*EXERCISE AIM*. Every line containing "name" should be identified and copied from the data below.

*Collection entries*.
- - - - -

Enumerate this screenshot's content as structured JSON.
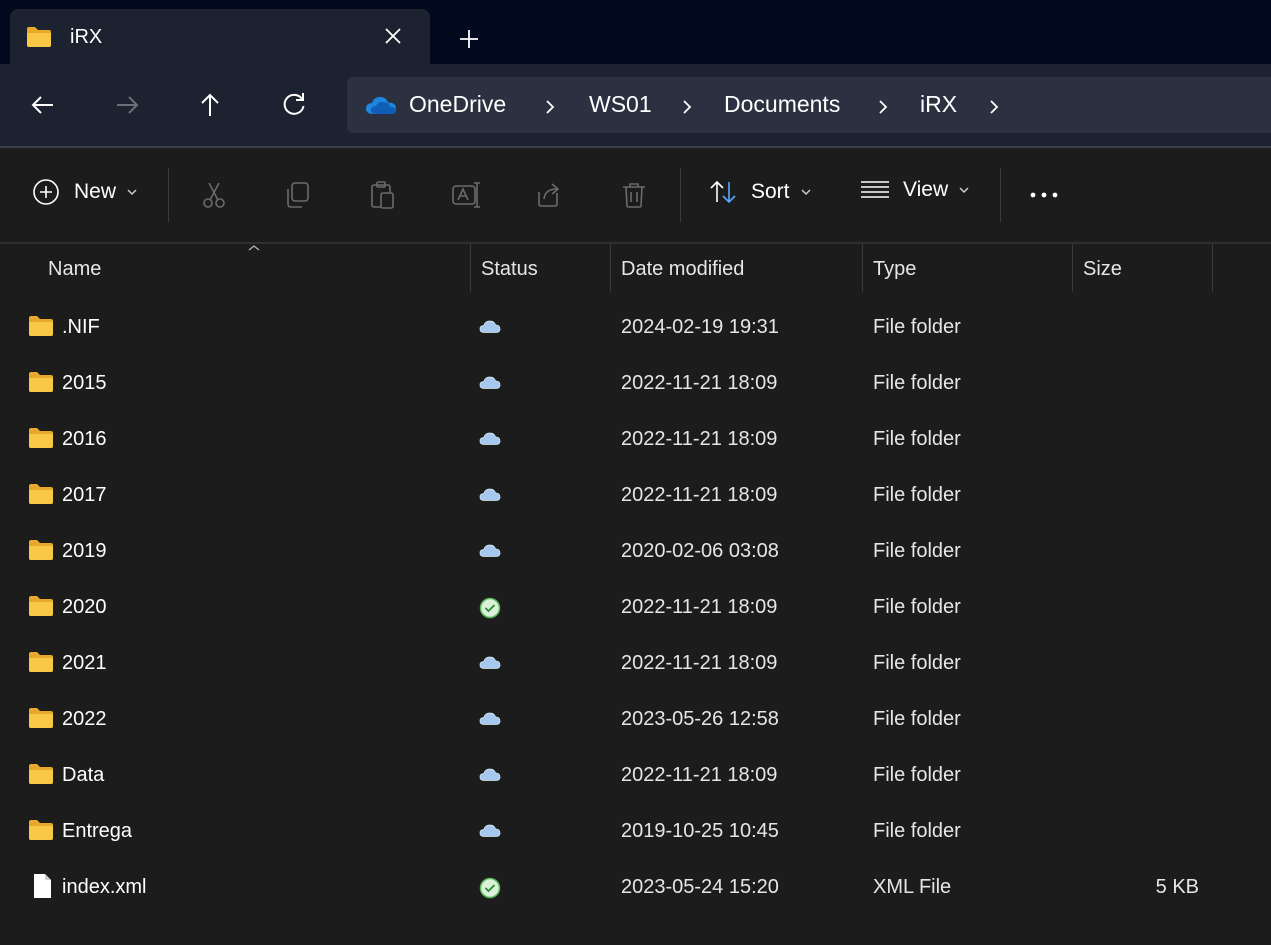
{
  "tab": {
    "title": "iRX"
  },
  "breadcrumb": [
    "OneDrive",
    "WS01",
    "Documents",
    "iRX"
  ],
  "commands": {
    "new_label": "New",
    "sort_label": "Sort",
    "view_label": "View"
  },
  "columns": {
    "name": "Name",
    "status": "Status",
    "date": "Date modified",
    "type": "Type",
    "size": "Size"
  },
  "colors": {
    "folder": "#f8c744",
    "cloud": "#a5c8ee",
    "synced": "#5cb85c",
    "accent_cloud": "#1f86e0"
  },
  "files": [
    {
      "name": ".NIF",
      "status": "cloud",
      "date": "2024-02-19 19:31",
      "type": "File folder",
      "size": "",
      "kind": "folder"
    },
    {
      "name": "2015",
      "status": "cloud",
      "date": "2022-11-21 18:09",
      "type": "File folder",
      "size": "",
      "kind": "folder"
    },
    {
      "name": "2016",
      "status": "cloud",
      "date": "2022-11-21 18:09",
      "type": "File folder",
      "size": "",
      "kind": "folder"
    },
    {
      "name": "2017",
      "status": "cloud",
      "date": "2022-11-21 18:09",
      "type": "File folder",
      "size": "",
      "kind": "folder"
    },
    {
      "name": "2019",
      "status": "cloud",
      "date": "2020-02-06 03:08",
      "type": "File folder",
      "size": "",
      "kind": "folder"
    },
    {
      "name": "2020",
      "status": "synced",
      "date": "2022-11-21 18:09",
      "type": "File folder",
      "size": "",
      "kind": "folder"
    },
    {
      "name": "2021",
      "status": "cloud",
      "date": "2022-11-21 18:09",
      "type": "File folder",
      "size": "",
      "kind": "folder"
    },
    {
      "name": "2022",
      "status": "cloud",
      "date": "2023-05-26 12:58",
      "type": "File folder",
      "size": "",
      "kind": "folder"
    },
    {
      "name": "Data",
      "status": "cloud",
      "date": "2022-11-21 18:09",
      "type": "File folder",
      "size": "",
      "kind": "folder"
    },
    {
      "name": "Entrega",
      "status": "cloud",
      "date": "2019-10-25 10:45",
      "type": "File folder",
      "size": "",
      "kind": "folder"
    },
    {
      "name": "index.xml",
      "status": "synced",
      "date": "2023-05-24 15:20",
      "type": "XML File",
      "size": "5 KB",
      "kind": "file"
    }
  ]
}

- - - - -

*OUTPUT FOR THIS TASK*.
    "name": "Name",
      "name": ".NIF",
      "name": "2015",
      "name": "2016",
      "name": "2017",
      "name": "2019",
      "name": "2020",
      "name": "2021",
      "name": "2022",
      "name": "Data",
      "name": "Entrega",
      "name": "index.xml",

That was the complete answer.